For many of these people, religion is the font of all ills in the world, be they murder, war, famine, plague and so on. Their Dawkinsian dismissal of it as little more than an ancient collection of muddled superstition betrays, however, not only a poor understanding of religion, but a poor understanding of the world.
All organised religions are based around a series of rules and structures which make them 'organised' as opposed to ... casual? Personal? Incidental? Whatever the antonym of organised is in this context. In any case, this system of rules and structures is often interpreted by these anti-religious zealots as a constraint on all society, a force against science and creativity, a reactionary force to be opposed at every turn and a fossilised remnant of an autocracy long dead.
Yet organised religions of all stripes have long been forces for societal change, scientific and creative engines, progressive leaders of change widely regarded as for the better and political agitators for democracy and freedom. Immediately, men like Dr. Martin Luther King Jnr come to mind. Without the support and the social structures provided by the Southern churches, would the civil rights movement been so well organised, or so blessed with such inspirational leadership?
What of Oscar Romeo, the Archbishop of San Salvador, who agitated for democracy in El Salvador and was ultimately gunned down whilst he celebrated mass in his own cathedral? Or Dietrich Bonhoeffer's work with the German Resistance during World War II? What of Desmond Tutu's opposition to Apartheid, and continuing campaign for social justice for all South Africans? What about the role of the Catholic Church in working towards democracy in Poland, or the pressure from Non-Conformist Churches in the UK for social reform in the 19th Century? According to the atheist evangelists, these events were either negligible, or go against the grain.

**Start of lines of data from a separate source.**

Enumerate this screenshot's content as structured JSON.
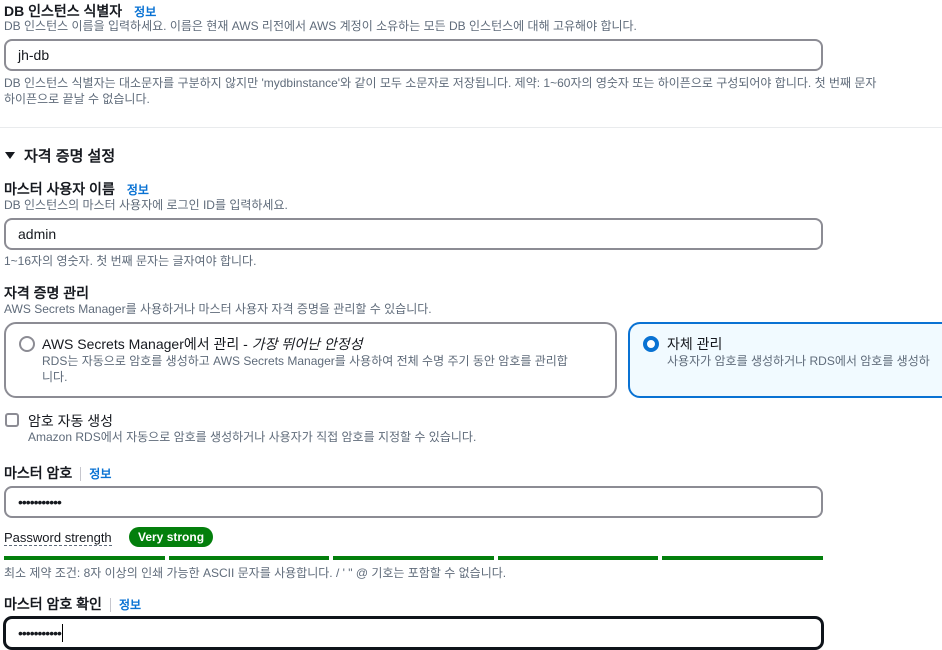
{
  "db_identifier": {
    "label": "DB 인스턴스 식별자",
    "info": "정보",
    "description": "DB 인스턴스 이름을 입력하세요. 이름은 현재 AWS 리전에서 AWS 계정이 소유하는 모든 DB 인스턴스에 대해 고유해야 합니다.",
    "value": "jh-db",
    "constraint_line1": "DB 인스턴스 식별자는 대소문자를 구분하지 않지만 'mydbinstance'와 같이 모두 소문자로 저장됩니다. 제약: 1~60자의 영숫자 또는 하이픈으로 구성되어야 합니다. 첫 번째 문자",
    "constraint_line2": "하이픈으로 끝날 수 없습니다."
  },
  "credentials": {
    "section_title": "자격 증명 설정",
    "master_username": {
      "label": "마스터 사용자 이름",
      "info": "정보",
      "description": "DB 인스턴스의 마스터 사용자에 로그인 ID를 입력하세요.",
      "value": "admin",
      "constraint": "1~16자의 영숫자. 첫 번째 문자는 글자여야 합니다."
    },
    "management": {
      "label": "자격 증명 관리",
      "description": "AWS Secrets Manager를 사용하거나 마스터 사용자 자격 증명을 관리할 수 있습니다.",
      "options": [
        {
          "title": "AWS Secrets Manager에서 관리 - ",
          "title_em": "가장 뛰어난 안정성",
          "desc_line1": "RDS는 자동으로 암호를 생성하고 AWS Secrets Manager를 사용하여 전체 수명 주기 동안 암호를 관리합",
          "desc_line2": "니다.",
          "selected": false
        },
        {
          "title": "자체 관리",
          "desc_line1": "사용자가 암호를 생성하거나 RDS에서 암호를 생성하",
          "selected": true
        }
      ]
    },
    "auto_generate": {
      "label": "암호 자동 생성",
      "description": "Amazon RDS에서 자동으로 암호를 생성하거나 사용자가 직접 암호를 지정할 수 있습니다.",
      "checked": false
    },
    "master_password": {
      "label": "마스터 암호",
      "info": "정보",
      "value": "•••••••••••",
      "strength_label": "Password strength",
      "strength_badge": "Very strong",
      "strength_segments": 5,
      "constraint": "최소 제약 조건: 8자 이상의 인쇄 가능한 ASCII 문자를 사용합니다. / ' \" @ 기호는 포함할 수 없습니다."
    },
    "confirm_password": {
      "label": "마스터 암호 확인",
      "info": "정보",
      "value": "•••••••••••"
    }
  },
  "colors": {
    "accent": "#0972d3",
    "success": "#037f0c",
    "border": "#8c8c94",
    "text_secondary": "#5f6b7a"
  }
}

If they were negligible, then what of human history is truly important? And if against the grain, what is there to stop me holding up men like David Lloyd George or Margaret Thatcher or Clement Attlee or Roy Jenkins as people who went against the grain and claim they achieved nothing? These are just the Christians that first come to my mind, with nothing yet said for those of other religions who have worked for justice and freedom for their people. Of course, this brings to mind first and foremost the Buddhist monks of Burma, but there are countless others who have been motivated by their religion to work for a better future.

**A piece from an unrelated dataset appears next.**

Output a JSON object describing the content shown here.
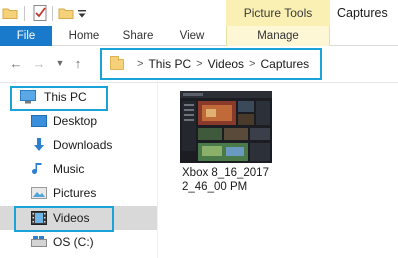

History, though, is more than just great people. There must have been billions of people who did small acts of kindness, simply because their religion instructed them to do so. In Christianity, for example, Christ commands his followers (Matthew 25:31-46) that whoever helps even the "least of these brothers of mine, you did for me". Such commandments are often overlooked by those eager to get the first blow in in the name of their own intolerance. These little selfless acts cannot excuse the actions of those who have caused pain in the name of religion. But nor can the striving of socialists for social freedoms excuse the deaths of those under communist leadership. Every ideological construct suffers from elements and episodes that are less than palatable, yet we should remember that the world exists in shades of grey.
Religion has done much good. It has raised beautiful buildings in our cities, towns and villages. It has driven people to peacemaking and keeping. It has paid for hospitals and schools to nurture and care for the poor and needy. It has commissioned great paintings and pieces of music that even now echo down the ages. So to forget this because we do not share the beliefs of this faith or that faith and pillory all religion is as intolerant as we accuse religion of being. We must respect people of faith for their faith, as they should respect others for their own beliefs.
We must, as Dr King said, "learn to live together as brothers, or perish together as fools."